##### Given records #####
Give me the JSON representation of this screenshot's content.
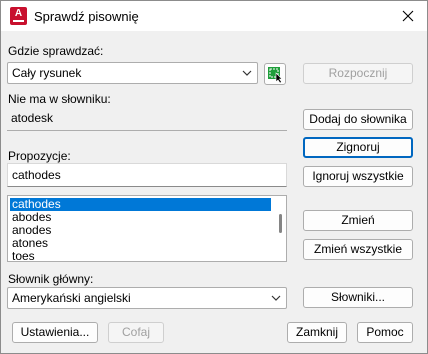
{
  "window": {
    "title": "Sprawdź pisownię",
    "close_icon": "close-icon",
    "app_icon": "autocad-icon",
    "app_icon_letter": "A"
  },
  "where": {
    "label": "Gdzie sprawdzać:",
    "value": "Cały rysunek",
    "select_objects_icon": "select-objects-icon"
  },
  "not_in_dictionary": {
    "label": "Nie ma w słowniku:",
    "value": "atodesk"
  },
  "suggestions": {
    "label": "Propozycje:",
    "value": "cathodes",
    "items": [
      "cathodes",
      "abodes",
      "anodes",
      "atones",
      "toes"
    ],
    "selected_index": 0
  },
  "main_dictionary": {
    "label": "Słownik główny:",
    "value": "Amerykański angielski"
  },
  "buttons": {
    "start": "Rozpocznij",
    "add_to_dictionary": "Dodaj do słownika",
    "ignore": "Zignoruj",
    "ignore_all": "Ignoruj wszystkie",
    "change": "Zmień",
    "change_all": "Zmień wszystkie",
    "dictionaries": "Słowniki...",
    "settings": "Ustawienia...",
    "undo": "Cofaj",
    "close": "Zamknij",
    "help": "Pomoc"
  },
  "colors": {
    "accent": "#0067c0",
    "selection": "#0078d7",
    "app_icon": "#c8102e",
    "select_icon": "#1e9e3a"
  }
}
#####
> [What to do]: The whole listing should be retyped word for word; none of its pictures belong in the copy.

> [Exercise answer]:
Give me the JSON representation of this screenshot's content.
{
  "window": {
    "title": "Sprawdź pisownię",
    "close_icon": "close-icon",
    "app_icon": "autocad-icon",
    "app_icon_letter": "A"
  },
  "where": {
    "label": "Gdzie sprawdzać:",
    "value": "Cały rysunek",
    "select_objects_icon": "select-objects-icon"
  },
  "not_in_dictionary": {
    "label": "Nie ma w słowniku:",
    "value": "atodesk"
  },
  "suggestions": {
    "label": "Propozycje:",
    "value": "cathodes",
    "items": [
      "cathodes",
      "abodes",
      "anodes",
      "atones",
      "toes"
    ],
    "selected_index": 0
  },
  "main_dictionary": {
    "label": "Słownik główny:",
    "value": "Amerykański angielski"
  },
  "buttons": {
    "start": "Rozpocznij",
    "add_to_dictionary": "Dodaj do słownika",
    "ignore": "Zignoruj",
    "ignore_all": "Ignoruj wszystkie",
    "change": "Zmień",
    "change_all": "Zmień wszystkie",
    "dictionaries": "Słowniki...",
    "settings": "Ustawienia...",
    "undo": "Cofaj",
    "close": "Zamknij",
    "help": "Pomoc"
  },
  "colors": {
    "accent": "#0067c0",
    "selection": "#0078d7",
    "app_icon": "#c8102e",
    "select_icon": "#1e9e3a"
  }
}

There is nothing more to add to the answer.